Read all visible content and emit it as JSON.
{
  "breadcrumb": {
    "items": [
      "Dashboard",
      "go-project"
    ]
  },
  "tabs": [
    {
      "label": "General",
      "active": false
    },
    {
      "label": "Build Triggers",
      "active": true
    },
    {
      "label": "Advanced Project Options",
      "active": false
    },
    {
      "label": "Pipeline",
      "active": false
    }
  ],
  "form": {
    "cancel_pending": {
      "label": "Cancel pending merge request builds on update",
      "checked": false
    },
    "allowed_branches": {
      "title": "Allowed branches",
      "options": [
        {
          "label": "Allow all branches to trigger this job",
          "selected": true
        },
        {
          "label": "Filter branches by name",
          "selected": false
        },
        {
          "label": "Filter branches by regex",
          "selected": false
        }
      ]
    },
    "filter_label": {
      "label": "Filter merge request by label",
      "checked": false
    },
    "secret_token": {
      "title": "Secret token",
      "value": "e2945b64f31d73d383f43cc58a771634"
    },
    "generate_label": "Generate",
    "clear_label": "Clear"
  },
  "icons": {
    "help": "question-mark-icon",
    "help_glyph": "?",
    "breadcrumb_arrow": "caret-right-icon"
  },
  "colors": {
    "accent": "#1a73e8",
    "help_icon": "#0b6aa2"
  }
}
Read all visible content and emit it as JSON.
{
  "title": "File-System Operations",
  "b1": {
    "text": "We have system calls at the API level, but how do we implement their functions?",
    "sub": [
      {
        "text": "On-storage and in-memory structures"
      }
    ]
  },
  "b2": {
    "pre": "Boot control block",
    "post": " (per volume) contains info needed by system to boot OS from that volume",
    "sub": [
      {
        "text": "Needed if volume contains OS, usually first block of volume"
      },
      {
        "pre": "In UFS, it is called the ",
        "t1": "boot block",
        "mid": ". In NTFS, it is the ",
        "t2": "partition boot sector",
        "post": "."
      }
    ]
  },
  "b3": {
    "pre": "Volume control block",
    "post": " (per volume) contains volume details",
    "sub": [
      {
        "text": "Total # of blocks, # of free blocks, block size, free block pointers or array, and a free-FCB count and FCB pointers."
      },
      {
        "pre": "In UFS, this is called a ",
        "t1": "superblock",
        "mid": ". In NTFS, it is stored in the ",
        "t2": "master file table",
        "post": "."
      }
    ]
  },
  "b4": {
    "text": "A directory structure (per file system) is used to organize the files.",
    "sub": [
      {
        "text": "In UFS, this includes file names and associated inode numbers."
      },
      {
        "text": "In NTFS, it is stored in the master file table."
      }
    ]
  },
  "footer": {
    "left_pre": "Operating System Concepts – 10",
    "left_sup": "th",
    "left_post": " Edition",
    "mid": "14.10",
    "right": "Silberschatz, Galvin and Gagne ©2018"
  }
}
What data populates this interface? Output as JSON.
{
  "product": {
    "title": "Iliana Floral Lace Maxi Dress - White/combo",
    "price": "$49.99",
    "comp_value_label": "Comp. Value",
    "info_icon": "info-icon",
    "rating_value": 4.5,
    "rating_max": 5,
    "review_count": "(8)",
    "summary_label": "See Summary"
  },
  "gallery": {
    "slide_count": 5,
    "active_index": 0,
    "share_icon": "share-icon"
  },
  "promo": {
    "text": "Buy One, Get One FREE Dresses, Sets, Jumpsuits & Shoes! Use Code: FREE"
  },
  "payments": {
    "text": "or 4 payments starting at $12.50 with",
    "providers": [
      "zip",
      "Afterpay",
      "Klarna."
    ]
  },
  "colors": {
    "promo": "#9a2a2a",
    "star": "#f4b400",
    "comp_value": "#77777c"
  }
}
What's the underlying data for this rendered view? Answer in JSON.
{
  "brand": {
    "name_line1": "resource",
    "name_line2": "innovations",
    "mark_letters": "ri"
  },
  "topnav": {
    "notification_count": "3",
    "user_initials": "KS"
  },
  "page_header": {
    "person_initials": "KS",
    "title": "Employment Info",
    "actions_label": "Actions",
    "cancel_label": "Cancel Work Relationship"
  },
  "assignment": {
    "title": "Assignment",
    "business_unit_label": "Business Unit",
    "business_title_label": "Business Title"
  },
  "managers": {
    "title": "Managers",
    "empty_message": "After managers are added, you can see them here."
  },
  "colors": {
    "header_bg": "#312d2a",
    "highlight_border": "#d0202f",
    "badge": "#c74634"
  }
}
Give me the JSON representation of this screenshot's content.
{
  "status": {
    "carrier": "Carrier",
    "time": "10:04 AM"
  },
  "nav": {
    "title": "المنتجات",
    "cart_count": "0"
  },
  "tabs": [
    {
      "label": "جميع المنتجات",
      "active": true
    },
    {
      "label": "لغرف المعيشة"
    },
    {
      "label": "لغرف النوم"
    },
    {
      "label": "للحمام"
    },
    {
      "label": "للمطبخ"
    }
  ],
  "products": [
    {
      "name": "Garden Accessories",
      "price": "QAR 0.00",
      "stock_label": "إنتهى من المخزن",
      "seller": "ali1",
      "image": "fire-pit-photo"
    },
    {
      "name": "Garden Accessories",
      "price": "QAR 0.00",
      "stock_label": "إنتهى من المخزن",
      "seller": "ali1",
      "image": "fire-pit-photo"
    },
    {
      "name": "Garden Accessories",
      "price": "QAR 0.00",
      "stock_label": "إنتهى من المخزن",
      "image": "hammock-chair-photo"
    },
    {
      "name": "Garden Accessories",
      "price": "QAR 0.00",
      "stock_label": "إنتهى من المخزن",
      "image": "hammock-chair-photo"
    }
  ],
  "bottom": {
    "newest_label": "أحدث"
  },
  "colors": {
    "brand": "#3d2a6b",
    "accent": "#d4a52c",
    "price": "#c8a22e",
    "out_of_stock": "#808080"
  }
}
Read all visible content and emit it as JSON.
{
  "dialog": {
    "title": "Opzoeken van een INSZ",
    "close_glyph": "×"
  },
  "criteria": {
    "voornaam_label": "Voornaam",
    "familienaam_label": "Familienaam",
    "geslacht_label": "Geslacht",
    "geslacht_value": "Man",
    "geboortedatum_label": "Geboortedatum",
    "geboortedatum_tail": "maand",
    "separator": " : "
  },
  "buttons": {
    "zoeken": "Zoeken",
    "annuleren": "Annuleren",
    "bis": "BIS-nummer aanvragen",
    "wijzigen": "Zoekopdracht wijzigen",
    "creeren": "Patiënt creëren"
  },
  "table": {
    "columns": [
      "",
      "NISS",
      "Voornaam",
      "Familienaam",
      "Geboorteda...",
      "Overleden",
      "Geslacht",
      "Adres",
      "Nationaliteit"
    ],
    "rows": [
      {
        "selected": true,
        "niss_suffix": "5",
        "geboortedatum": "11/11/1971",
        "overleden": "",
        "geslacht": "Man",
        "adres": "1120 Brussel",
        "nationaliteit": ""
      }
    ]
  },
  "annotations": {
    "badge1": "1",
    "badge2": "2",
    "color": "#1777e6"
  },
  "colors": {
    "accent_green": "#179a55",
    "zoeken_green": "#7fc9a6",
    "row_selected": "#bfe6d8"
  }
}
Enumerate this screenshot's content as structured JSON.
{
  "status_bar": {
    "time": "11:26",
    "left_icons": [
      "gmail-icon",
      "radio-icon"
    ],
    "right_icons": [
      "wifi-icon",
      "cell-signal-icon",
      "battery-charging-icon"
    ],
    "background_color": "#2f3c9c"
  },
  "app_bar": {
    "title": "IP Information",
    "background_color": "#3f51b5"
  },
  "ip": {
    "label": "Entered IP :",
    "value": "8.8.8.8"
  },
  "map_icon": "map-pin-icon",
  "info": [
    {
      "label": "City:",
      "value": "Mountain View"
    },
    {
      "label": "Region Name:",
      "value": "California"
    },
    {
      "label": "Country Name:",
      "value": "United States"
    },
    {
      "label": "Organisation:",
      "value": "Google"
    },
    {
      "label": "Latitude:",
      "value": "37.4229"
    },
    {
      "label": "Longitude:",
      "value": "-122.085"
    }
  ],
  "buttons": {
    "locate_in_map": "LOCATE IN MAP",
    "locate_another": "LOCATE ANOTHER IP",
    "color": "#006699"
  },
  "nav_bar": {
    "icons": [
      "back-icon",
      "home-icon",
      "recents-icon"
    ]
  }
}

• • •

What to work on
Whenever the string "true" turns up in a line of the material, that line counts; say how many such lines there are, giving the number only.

Solved problem
4